  9. Monitor the children. Keep potentially dangerous toys, food, drinks, household items, and other objects out of children's reach. Dress your children warmly for outdoor activities. Develop family rules on safe behavior—on using electronic media, for instance.
  10. Practice fire safety. Most residential fires occur during the winter months, so don't leave fireplaces, space heaters, stoves, or candles unattended. Have an emergency plan and practice it regularly.
  11. Prepare food safely. Remember these simple steps: Wash hands and surfaces often, avoid cross-contamination, and cook foods to proper temperatures and refrigerate them promptly.
  12. Eat healthy, stay active. Eat fruits and vegetables, which pack plenty of nutrients and help lower the risk for certain diseases. Limit your portion sizes and foods high in fat, salt, and sugar. Also, be active for at least 2½ hours a week and help kids and teens be active for at least 1 hour a day.

Monday, November 10, 2014

Eating Right Means Drinking Right

The human body is made up of 50 to 75 percent water, or about 10 to 12 gallons, so replenishing your body’s water supply is crucial for proper function.
Staying well-hydrated may seem like a simple task, but you actually may not be consuming enough fluid. At minimum, the average adult female should consume 9 (8 oz) glasses of water or water-based beverages every day. Men need about 13 glasses. The actual amount you should consume may be higher based on your physical activity level, body muscle mass and exterior temperature.

According to the American Dietetic Association’s Complete Food and Nutrition Guide, the average adult loses about 2½ quarts or about 10 cups of water daily. To maintain your body fluid balance, you need to replace it each day.

Some great ways to make sure you're drinking enough each day are to take a water break instead of a coffee break, keep a cup or bottle of water handy at your desk, take a drink whenever you walk by a water fountain and keep a bottle of water in your backpack or tote bag. All fluids like juice, tea, soup and even coffee count, so drink up.

“Although there are many theories about the amount to drink, a safe bet is to drink at least eight cups of water each day to make sure you are properly hydrated,” says registered dietitian and American Dietetic Association spokesperson Dee Sandquist. “If you’re working out regularly, you should ideally drink even more than eight cups.”

Sandquist notes that many foods have a high water content, too, so it would be wise to include them in our diet:


Monday, November 3, 2014

Dairy Tips

Use lower fat milk and yogurt.

  • If you do OK with milk, drink some each day.
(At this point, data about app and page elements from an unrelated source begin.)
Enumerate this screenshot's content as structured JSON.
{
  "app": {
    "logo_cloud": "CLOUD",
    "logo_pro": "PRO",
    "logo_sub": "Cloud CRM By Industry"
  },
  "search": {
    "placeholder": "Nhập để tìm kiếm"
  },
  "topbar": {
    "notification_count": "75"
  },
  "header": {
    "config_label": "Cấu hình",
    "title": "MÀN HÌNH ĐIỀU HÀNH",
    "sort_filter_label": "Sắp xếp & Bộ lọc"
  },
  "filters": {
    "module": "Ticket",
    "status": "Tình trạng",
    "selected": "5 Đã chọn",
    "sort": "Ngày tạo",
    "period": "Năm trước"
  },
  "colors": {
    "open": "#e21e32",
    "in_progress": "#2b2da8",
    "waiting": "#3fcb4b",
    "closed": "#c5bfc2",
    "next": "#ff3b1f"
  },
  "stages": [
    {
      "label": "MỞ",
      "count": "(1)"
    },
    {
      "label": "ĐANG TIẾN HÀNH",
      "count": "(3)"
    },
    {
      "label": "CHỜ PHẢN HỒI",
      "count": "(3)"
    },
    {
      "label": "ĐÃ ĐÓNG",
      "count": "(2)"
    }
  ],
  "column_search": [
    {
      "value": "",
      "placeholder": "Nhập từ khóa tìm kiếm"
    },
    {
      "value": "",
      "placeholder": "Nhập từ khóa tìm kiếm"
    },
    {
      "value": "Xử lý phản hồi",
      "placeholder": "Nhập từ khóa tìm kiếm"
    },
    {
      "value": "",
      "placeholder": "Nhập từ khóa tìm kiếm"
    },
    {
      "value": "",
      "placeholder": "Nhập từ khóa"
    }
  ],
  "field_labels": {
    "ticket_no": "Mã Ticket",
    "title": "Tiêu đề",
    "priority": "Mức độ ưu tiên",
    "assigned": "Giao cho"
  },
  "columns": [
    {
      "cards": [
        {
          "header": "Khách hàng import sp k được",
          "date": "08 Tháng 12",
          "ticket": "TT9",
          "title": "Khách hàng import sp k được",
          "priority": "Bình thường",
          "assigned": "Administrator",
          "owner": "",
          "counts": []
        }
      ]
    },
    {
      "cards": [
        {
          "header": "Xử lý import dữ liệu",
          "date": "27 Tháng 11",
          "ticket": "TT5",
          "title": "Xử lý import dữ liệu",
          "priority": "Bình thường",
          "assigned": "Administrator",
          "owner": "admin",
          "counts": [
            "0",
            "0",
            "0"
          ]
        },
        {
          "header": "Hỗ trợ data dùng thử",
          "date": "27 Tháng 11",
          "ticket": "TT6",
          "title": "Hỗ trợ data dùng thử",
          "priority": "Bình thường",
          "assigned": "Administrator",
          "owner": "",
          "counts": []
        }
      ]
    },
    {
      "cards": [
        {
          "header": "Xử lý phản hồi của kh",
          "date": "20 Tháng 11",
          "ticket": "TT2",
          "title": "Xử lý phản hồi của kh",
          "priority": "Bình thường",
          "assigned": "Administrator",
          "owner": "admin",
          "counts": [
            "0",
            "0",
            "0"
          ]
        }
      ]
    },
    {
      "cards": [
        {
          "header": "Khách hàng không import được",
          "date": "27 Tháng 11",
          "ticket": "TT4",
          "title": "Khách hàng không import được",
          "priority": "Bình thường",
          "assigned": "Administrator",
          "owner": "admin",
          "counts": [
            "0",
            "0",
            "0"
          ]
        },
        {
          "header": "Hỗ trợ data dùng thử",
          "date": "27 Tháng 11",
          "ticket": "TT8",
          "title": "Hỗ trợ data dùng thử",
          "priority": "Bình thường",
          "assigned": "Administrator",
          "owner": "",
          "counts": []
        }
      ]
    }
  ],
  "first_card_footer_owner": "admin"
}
Work your way down from whole or 2% milk to 1% or skim (nonfat).

  • Buttermilk has no butter—it can also be a healthy choice.
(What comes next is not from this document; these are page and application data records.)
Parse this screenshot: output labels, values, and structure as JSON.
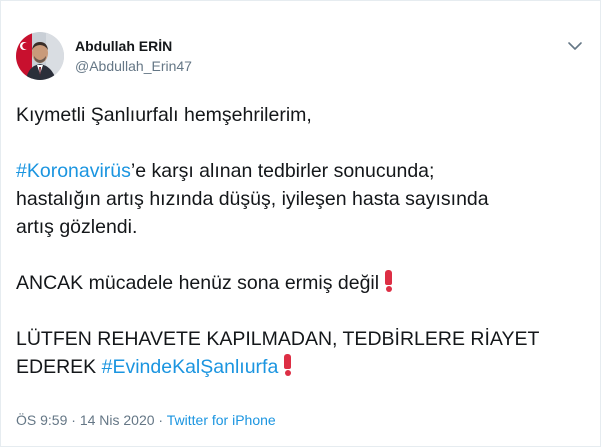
{
  "author": {
    "name": "Abdullah ERİN",
    "handle": "@Abdullah_Erin47"
  },
  "tweet": {
    "greeting": "Kıymetli Şanlıurfalı hemşehrilerim,",
    "p2_hashtag": "#Koronavirüs",
    "p2_line1_rest": "’e karşı alınan tedbirler sonucunda;",
    "p2_line2": "hastalığın artış hızında düşüş, iyileşen hasta sayısında",
    "p2_line3": "artış gözlendi.",
    "p3": "ANCAK mücadele henüz sona ermiş değil",
    "p4_line1": "LÜTFEN REHAVETE KAPILMADAN, TEDBİRLERE RİAYET",
    "p4_line2_prefix": "EDEREK ",
    "p4_hashtag": "#EvindeKalŞanlıurfa"
  },
  "meta": {
    "time": "ÖS 9:59",
    "separator1": " · ",
    "date": "14 Nis 2020",
    "separator2": " · ",
    "source": "Twitter for iPhone"
  },
  "icons": {
    "menu": "chevron-down-icon",
    "exclamation": "red-exclamation-emoji"
  },
  "colors": {
    "link": "#1b95e0",
    "secondary_text": "#657786",
    "primary_text": "#14171a",
    "emoji_red": "#dd2e44"
  }
}
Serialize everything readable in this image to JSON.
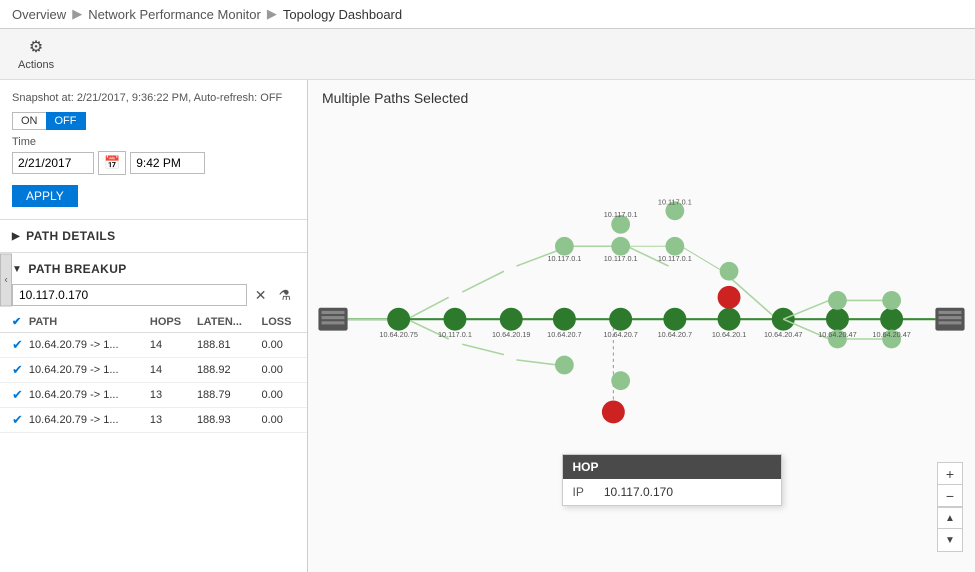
{
  "breadcrumb": {
    "overview": "Overview",
    "monitor": "Network Performance Monitor",
    "dashboard": "Topology Dashboard"
  },
  "toolbar": {
    "actions_label": "Actions",
    "actions_icon": "⚙"
  },
  "left_panel": {
    "snapshot_text": "Snapshot at: 2/21/2017, 9:36:22 PM, Auto-refresh: OFF",
    "toggle_on": "ON",
    "toggle_off": "OFF",
    "time_label": "Time",
    "date_value": "2/21/2017",
    "time_value": "9:42 PM",
    "apply_label": "APPLY",
    "path_details_label": "PATH DETAILS",
    "path_breakup_label": "PATH BREAKUP",
    "search_placeholder": "10.117.0.170",
    "table": {
      "headers": [
        "",
        "PATH",
        "HOPS",
        "LATEN...",
        "LOSS"
      ],
      "rows": [
        {
          "checked": true,
          "path": "10.64.20.79 -> 1...",
          "hops": "14",
          "latency": "188.81",
          "loss": "0.00"
        },
        {
          "checked": true,
          "path": "10.64.20.79 -> 1...",
          "hops": "14",
          "latency": "188.92",
          "loss": "0.00"
        },
        {
          "checked": true,
          "path": "10.64.20.79 -> 1...",
          "hops": "13",
          "latency": "188.79",
          "loss": "0.00"
        },
        {
          "checked": true,
          "path": "10.64.20.79 -> 1...",
          "hops": "13",
          "latency": "188.93",
          "loss": "0.00"
        }
      ]
    }
  },
  "right_panel": {
    "title": "Multiple Paths Selected",
    "hop_tooltip": {
      "header": "HOP",
      "ip_label": "IP",
      "ip_value": "10.117.0.170"
    }
  },
  "zoom_controls": {
    "zoom_in": "+",
    "zoom_out": "−",
    "up": "▲",
    "down": "▼"
  }
}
  • Cook with whole milk or 2% milk instead of cream. Then try 1%.

  • Mix whole fruit (sliced banana, strawberries, or peaches) into plain low-fat or nonfat yogurt for a healthy snack.

  • Avoid creamers in coffee. Instead, choose reduced fat milk or try evaporated skim milk for a creamy taste without saturated fat.

  • Go easy on high fat cheeses.

    • Try sharp cheeses like sharp cheddar or Parmesan—you get more taste with smaller amounts. Slice it thin or grate it.

    • For snacks, cut a small piece of cheese and put the rest away. It’s easy to eat too much!

    • Don’t add a lot of cheese to meat sandwiches—regular cheese is high in saturated fat and adds extra salt (sodium).

    • Ask for pizza with half the cheese and more vegetables.

    • Go easy on the cream cheese toppings for sandwiches and bagels.

    • Make lasagna and casseroles with cottage cheese or mozzarella.

    • Choose cheeses that are low in salt (low sodium).